EXTRACTED RECORDS
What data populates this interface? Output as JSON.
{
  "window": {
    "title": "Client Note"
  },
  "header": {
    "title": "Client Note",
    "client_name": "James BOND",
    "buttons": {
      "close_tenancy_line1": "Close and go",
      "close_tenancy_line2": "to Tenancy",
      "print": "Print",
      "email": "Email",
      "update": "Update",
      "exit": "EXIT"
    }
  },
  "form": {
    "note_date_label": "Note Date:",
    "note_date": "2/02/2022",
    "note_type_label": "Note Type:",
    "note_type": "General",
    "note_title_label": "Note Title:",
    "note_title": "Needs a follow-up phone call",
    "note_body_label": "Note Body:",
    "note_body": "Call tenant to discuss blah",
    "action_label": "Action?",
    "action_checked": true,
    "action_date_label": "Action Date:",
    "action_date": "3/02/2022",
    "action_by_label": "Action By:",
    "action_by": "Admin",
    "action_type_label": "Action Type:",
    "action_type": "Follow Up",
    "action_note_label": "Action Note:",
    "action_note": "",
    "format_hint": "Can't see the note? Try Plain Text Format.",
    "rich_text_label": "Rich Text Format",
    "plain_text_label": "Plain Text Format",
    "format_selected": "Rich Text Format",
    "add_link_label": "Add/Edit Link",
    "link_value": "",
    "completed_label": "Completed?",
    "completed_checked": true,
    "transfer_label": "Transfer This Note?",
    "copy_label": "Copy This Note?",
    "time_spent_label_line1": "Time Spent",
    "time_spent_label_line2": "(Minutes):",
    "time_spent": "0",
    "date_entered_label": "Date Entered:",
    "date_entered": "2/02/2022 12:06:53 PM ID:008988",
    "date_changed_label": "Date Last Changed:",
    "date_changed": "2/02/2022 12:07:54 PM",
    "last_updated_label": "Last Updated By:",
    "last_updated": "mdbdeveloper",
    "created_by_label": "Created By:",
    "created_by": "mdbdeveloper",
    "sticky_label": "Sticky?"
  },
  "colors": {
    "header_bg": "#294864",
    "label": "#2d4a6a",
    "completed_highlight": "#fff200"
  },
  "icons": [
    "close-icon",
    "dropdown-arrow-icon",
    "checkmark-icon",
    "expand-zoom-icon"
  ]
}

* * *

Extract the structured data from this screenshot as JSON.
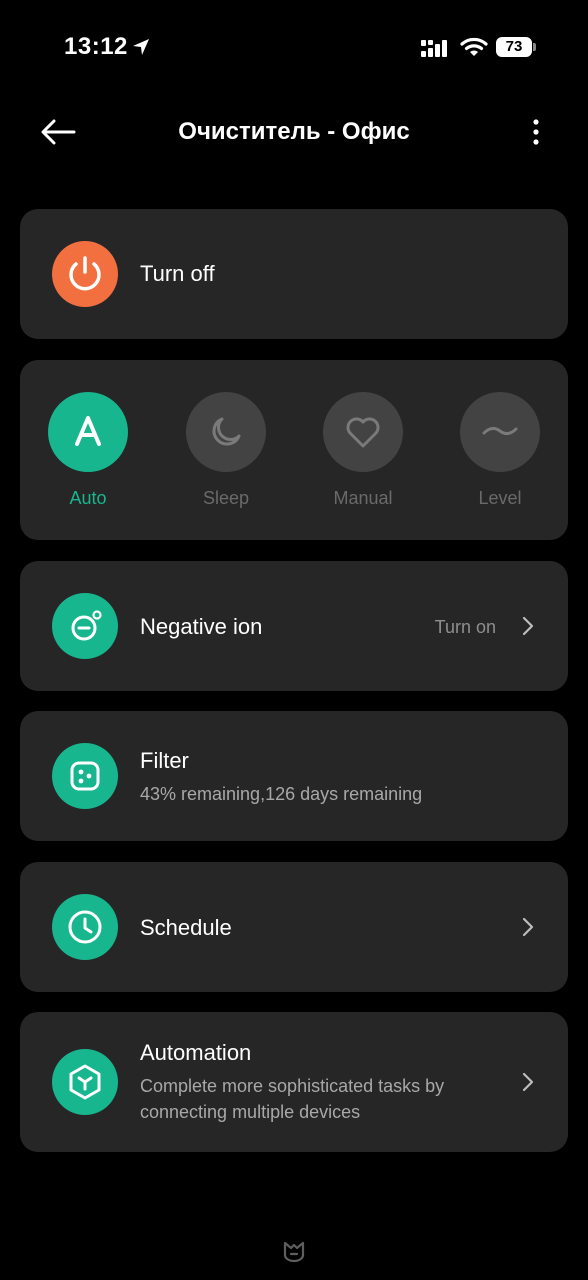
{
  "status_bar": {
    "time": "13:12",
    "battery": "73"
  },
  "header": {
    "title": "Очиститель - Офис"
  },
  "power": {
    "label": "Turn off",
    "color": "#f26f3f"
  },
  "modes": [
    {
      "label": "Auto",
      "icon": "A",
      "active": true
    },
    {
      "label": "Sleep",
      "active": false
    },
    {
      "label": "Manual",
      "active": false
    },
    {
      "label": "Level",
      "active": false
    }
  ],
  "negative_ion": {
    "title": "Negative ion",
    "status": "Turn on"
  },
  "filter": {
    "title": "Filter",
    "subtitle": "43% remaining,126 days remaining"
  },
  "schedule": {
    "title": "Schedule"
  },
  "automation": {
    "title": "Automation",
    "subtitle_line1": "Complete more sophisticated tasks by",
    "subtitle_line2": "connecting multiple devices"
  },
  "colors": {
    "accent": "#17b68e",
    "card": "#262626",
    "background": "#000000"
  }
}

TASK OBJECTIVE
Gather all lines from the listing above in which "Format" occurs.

EXERCISE ANSWER
    "format_hint": "Can't see the note? Try Plain Text Format.",
    "rich_text_label": "Rich Text Format",
    "plain_text_label": "Plain Text Format",
    "format_selected": "Rich Text Format",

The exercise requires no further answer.